◆ **Exercise instructions**
One line at a time, check the entries below for the word "false", and copy each line that has it.

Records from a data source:
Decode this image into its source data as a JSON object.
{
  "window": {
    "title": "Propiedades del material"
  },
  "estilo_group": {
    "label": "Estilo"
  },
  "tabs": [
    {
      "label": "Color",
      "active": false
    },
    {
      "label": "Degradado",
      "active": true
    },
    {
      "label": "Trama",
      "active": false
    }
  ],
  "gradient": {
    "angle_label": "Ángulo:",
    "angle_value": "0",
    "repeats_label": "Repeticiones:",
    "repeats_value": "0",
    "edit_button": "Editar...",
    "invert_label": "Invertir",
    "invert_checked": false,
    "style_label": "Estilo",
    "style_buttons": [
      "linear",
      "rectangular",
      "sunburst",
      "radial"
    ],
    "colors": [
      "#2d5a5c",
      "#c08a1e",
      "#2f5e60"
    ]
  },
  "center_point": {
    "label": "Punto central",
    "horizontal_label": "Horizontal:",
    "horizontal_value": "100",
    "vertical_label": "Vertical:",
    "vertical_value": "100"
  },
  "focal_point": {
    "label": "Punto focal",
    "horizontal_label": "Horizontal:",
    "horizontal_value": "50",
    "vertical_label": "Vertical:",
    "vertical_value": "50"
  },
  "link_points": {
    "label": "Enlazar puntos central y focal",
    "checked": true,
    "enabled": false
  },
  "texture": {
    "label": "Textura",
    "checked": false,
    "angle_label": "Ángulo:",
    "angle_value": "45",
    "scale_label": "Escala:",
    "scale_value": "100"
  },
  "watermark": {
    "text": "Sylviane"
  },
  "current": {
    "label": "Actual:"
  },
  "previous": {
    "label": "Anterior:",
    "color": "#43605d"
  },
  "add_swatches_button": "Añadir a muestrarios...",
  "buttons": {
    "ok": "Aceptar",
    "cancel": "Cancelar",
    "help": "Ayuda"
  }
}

◆ **Exercise response**
      "active": false
      "active": false
    "invert_checked": false,
    "enabled": false
    "checked": false,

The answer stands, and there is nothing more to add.